We enjoy watching the hit series, The Apprentice with Donald Trump, imagining ourselves in the shoes of the young contestants to dream up solutions to the assigned task. Hopefully, we would never make similar ‘frank’ comments about teammates on camera. The UK has an equally popular version of Donald Trump’s show and millions of viewers tune in to the UK Apprentice each week. The announcer starts with: ‘It’s the job interview from hell’!
This hit show caused me to reflect on key differences between the US, France and the UK. The UK has a similar hit program, described below. But France has NO comparable show at all. The reason is simple; it’s politically incorrect to say ‘You’re Fired!’ in France. Since the election of Socialist President Mitterand in the 1980’s, France has gradually moved to a socialist model, elevating the role of government over private business. From the initiation of the 35 hour work week by the (now infamous) Dominique Strauss Kahn — including Labor Police to monitor hours — to an 81% marginal tax rate, the country has shifted to a socialist state where private enterprise is often portrayed in a negative light.
It has become so difficult to lay off employees even when a company is going bankrupt, that French business managers think twice before hiring anyone, much less an Apprentice.
A recent poll showed that 70% of young people’s career goal was to work for the government because of the six week vacation benefits. Given France’s national debt, it’s not going to be possible to hire all of them – but it will be a long time before private entrepreneurship is admired.
The English love to poke fun at the French, shown in an article on The News Biscuit, inventing a French Apprentice program called: ‘Restez en Place!’ or ‘Stay Where You Are!’ In tongue-in-check fashion, the writers tranpose the English version with a French twist. Contestants can’t be fired, they can only be ordered to: ‘Stay Where you are!’.
French host, Alain de Sucre observes their attempts in the various tasks he sets them, such as selling over-priced stale baguettes at a French market in Hertfordshire or working as a Parisian waiter without smiling.After they have failed miserably he tells them what he thinks of them. ‘Vous etes une piece de … or ‘Vous n’avez pas un clue saignant!’ (as the British Alan Sugar says: ‘You don’t have a bloody clue!’) before he delivers the French punch-line; ‘Mais… Restez en place!’… ‘But, stay Where you are!’

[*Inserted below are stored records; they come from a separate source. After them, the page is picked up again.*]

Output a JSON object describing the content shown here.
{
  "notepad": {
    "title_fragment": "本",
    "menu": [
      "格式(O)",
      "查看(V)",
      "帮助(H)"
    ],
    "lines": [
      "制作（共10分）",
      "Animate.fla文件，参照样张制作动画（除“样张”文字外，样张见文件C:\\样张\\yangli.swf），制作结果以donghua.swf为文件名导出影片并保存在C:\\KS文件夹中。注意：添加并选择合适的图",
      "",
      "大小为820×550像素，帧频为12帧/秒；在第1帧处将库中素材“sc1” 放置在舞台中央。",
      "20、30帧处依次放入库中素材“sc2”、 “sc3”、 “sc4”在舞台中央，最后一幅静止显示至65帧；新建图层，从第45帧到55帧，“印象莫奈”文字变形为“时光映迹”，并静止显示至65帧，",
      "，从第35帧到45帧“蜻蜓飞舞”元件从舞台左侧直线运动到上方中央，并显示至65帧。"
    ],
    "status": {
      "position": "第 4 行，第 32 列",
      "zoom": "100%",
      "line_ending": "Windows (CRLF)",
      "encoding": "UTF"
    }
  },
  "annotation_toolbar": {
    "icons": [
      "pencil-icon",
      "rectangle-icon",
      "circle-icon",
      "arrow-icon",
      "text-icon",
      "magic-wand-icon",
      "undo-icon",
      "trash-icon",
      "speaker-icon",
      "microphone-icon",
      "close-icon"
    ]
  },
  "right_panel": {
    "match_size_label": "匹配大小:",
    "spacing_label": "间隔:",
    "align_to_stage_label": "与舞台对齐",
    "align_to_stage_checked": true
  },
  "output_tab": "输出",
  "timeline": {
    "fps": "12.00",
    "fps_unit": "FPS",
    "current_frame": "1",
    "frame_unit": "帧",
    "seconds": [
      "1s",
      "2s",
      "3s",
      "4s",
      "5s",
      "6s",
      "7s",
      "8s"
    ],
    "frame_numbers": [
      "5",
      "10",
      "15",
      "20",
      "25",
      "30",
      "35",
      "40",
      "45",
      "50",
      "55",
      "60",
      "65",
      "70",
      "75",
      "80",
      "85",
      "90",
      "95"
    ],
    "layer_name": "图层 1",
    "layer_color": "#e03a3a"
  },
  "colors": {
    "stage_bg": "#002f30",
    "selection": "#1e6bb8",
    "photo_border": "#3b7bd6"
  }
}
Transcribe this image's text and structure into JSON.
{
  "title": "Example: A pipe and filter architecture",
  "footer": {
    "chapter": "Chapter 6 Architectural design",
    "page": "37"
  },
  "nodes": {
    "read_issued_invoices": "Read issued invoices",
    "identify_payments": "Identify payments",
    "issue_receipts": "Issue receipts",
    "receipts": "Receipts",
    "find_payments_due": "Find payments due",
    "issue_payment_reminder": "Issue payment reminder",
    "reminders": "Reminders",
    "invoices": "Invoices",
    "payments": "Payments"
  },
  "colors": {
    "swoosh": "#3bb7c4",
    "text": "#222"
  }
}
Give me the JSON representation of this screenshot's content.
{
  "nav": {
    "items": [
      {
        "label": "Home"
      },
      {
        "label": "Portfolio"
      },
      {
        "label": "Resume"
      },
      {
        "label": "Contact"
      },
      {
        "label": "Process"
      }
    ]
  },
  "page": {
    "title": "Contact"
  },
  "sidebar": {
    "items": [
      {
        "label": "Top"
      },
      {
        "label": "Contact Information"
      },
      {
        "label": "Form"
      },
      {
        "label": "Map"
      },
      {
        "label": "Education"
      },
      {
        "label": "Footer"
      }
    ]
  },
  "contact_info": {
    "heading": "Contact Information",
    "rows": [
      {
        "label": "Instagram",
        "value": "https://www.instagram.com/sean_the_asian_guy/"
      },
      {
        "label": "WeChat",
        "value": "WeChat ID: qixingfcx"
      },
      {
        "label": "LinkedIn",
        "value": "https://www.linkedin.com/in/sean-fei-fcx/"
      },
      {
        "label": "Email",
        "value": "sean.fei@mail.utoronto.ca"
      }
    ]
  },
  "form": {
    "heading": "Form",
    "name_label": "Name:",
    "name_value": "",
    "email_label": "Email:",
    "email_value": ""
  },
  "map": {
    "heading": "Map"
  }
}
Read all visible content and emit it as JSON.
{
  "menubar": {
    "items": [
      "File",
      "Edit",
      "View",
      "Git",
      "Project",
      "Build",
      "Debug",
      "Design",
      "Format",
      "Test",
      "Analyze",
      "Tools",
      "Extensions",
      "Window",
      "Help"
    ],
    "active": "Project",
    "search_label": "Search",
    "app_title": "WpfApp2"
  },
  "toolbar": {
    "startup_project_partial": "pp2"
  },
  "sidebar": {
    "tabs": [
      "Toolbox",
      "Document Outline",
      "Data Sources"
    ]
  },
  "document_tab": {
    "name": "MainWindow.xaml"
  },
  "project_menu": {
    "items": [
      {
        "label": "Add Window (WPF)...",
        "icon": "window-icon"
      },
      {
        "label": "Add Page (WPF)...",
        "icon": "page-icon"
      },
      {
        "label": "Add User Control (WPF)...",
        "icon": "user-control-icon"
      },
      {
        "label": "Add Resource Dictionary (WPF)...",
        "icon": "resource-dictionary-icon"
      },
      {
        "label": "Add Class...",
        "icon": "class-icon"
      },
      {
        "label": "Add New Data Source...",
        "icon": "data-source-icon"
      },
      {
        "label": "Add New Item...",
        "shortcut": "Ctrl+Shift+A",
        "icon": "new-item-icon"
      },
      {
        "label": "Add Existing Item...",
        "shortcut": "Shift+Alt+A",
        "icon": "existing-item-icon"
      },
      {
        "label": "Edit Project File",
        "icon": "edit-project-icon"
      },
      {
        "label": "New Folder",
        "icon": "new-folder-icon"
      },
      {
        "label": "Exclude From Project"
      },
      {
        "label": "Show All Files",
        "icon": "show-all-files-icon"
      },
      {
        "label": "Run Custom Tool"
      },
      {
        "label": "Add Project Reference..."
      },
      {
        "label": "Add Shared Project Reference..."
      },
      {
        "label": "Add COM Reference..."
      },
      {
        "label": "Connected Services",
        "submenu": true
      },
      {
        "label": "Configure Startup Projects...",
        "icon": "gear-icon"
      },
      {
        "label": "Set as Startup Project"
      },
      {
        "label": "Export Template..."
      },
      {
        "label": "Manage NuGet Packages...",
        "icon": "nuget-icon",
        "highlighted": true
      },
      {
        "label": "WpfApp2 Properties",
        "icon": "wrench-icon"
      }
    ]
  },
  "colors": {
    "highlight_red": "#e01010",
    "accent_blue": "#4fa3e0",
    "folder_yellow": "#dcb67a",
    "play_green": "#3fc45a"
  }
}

Except for the French punch line, the writers used exactly the expressions we hear in the UK Apprentice from host Sir Alan Sugar.
The UK’s Apprentice is as popular as the Trump version. In the US version, Donald Trump has a sense of humor and markets the Trump brand well. He demonstrates a sincere effort to help young people learn to be good leaders … even if says ‘You’re Fired’ at the end of each episode. The candidates are generally experienced and have had verifiable success in their fields. The UK version is very different, starting with the host. The UK business tycoon on the Apprentice is the touchy Lord Alan Sugar.
It’s worth watching the show just to see the incredible panoramic London photos taken from a helicopter, including beautiful shots of London at prime locations near our London vacation rentals. The recent series featured a home In Notting Hill that was sold for £ 12 million at the end, a stunning restored Victorian home. The location is close to the the Lancaster and Leinster rentals.
The Hornton Mews house is close to this Apprentice House in London.
Sugar started out with humble beginnings in East London at age 16, buying and selling electrical goods from his van. This is a common story in the United States, but rare in the UK. Sugar doesn’t let anyone forget how he pulled himself up by his bootstraps. After launching the first PC clone in the UK, his company Amstrad morphed into producing set top boxes and was sold for £ 125 million in 2007. Easily irritated, he pronounces ‘You’re fired!’ with gusto.Sugar was voted as the seventh scariest celebrity on UK television and made the infamous prediction that the iPod would be “dead, finished, gone, kaput” by Christmas.
Lord Sugar has a bias for male contestants who take crazy risks and make outrageous bold statements – possibly remembering himself when he started out. A few years ago, one contestant failed miserably at his task, lied on his resume but managed to hold on by promising: “I’m not a one-trick pony, I’m not a 10-trick pony, I’m a whole field of ponies – and they’re literally all running towards this job.” The phrase has caught on and British comedians joke about Sugar’s field of ponies.
On the other hand, a top series in France is ‘Top Chef’. The contestants demonstrates an enormous amount of talent, and the program is better than the US and UK Top Chef shows combined. All of France watches and discusses the dishes and techniques, rooting for their weekly favorite. The judges are demanding and the excitement heats up as the competition reaches the finale. The episodes that can’t be downloaded outside of France, but the clips are funto watch: http://www.m6bonus.fr/videos-emissions-4/videos-top_chef-5836/
What’s the lesson? Great cooking is the universal equalizer and yes, you can say ‘You’re Fired’ even in France.